Some lessons to remember…
1. Price per service, not hourly. Considered a standard in design pricing, one of the most counter-productive things a designer can do is charge by the hour. What is the point of charging your customers by the hour? You might have had some previous employers or interactions where their pricing model was based on.
- Charging by the hour sets your initial relationship with your client up for failure because the level of expectations between you and your client are completely different. Your client wants to get the most out of you for the least amount of hours while you want to get the most out of your client on a financial level, pretty toxic when you think about it.
- Hourly billing doesn’t have your customer’s best interest in mind or yours too. When your customers come to you for a design they are looking for a targeted result. They need to put money into your abilities and not your bank account and not based on some arbitrary pricing structure.
- When your billing hourly you limit yourself on a creative level. Always try to tie in your up front fee with what the client actually values, their creativity. Most customers have a tendency to diagnose their problems without the assistance of their designer and will make snap decisions leading to;
2. Slowing down your sales process. You should slow down how you deal with your clients and avoid taking on every single client that walks through the door. You need to understand what your client actually needs and approach the sale with a minimalist outlook and allow your client to become excited on their project on their own.

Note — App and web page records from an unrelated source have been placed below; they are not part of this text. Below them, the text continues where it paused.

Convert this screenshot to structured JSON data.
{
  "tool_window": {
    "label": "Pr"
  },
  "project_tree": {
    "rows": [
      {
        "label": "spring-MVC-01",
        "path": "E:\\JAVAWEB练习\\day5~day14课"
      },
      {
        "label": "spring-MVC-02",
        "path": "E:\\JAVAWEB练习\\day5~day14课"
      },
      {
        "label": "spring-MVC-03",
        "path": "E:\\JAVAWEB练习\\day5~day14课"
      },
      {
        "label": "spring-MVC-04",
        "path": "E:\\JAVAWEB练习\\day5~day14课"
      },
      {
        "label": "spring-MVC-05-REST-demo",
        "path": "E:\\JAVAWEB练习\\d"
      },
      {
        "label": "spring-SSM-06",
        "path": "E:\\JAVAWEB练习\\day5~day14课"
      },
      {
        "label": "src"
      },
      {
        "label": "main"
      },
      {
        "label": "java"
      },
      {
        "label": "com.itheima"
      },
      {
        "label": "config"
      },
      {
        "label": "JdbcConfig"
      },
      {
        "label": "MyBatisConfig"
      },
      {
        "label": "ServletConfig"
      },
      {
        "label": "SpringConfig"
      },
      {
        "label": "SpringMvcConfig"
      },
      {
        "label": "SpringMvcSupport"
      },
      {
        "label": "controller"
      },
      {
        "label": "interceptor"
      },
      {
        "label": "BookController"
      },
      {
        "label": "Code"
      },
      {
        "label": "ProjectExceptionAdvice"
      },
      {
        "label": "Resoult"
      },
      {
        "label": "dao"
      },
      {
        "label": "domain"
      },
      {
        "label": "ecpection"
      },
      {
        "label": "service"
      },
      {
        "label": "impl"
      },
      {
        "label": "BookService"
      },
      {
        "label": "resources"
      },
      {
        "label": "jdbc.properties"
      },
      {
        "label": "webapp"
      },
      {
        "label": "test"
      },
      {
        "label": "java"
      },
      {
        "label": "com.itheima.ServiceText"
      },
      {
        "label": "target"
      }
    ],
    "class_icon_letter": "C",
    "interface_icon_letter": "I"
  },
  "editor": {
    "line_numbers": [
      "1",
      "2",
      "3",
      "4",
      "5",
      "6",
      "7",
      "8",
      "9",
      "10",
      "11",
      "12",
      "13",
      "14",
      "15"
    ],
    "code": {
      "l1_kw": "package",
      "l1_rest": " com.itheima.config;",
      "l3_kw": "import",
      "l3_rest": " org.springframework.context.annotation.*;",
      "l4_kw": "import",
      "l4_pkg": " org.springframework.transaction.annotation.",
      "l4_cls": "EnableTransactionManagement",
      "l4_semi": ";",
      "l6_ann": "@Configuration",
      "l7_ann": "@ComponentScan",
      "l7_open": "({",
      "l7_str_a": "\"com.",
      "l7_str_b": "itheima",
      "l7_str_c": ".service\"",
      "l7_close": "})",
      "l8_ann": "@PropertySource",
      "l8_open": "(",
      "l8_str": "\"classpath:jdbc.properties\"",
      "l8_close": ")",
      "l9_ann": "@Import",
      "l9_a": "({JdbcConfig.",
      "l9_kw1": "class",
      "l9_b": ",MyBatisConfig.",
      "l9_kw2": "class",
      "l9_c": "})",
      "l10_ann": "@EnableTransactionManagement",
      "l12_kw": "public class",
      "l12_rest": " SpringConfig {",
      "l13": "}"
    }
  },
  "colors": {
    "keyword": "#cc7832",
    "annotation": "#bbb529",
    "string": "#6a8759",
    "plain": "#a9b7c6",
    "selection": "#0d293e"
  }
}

3. Client intake processes. For example, imagine your client intake process is a four-step process. First, determine the purpose behind your client’s needs. Ask them questions about their purpose for wanting your services. Ask them how the purpose could change. Second, investigate the expected result. How will you know when you’re done? Investigate your client’s ability to bring this project to an end. Is this the type of client that will never be satisfied? After applying this process for some time, you’ll be able to tell if a client is not tracking with you. Scope discussions could be added to this phase of your new client intake process. Third, conduct value discussions. Value discussions should be about identifying what the client truly values and how you will price the things the client values. In this part of your new client intake process, you can address how you want the client to interact with you and find out how the client wants you to interact with them. Do they like to meet face-to-face or is a digital relationship okay? These value discussions will directly influence your price. Finally, create engagement. This is where you determine your price, and offer three price options for the client to choose from, based on scope. I typically offer three options. I will typically include things in my top package that the client didn’t ask for because they didn’t know they could ask for it. The engagement process is also where you request an agreement to be signed and get your first down payment on the work.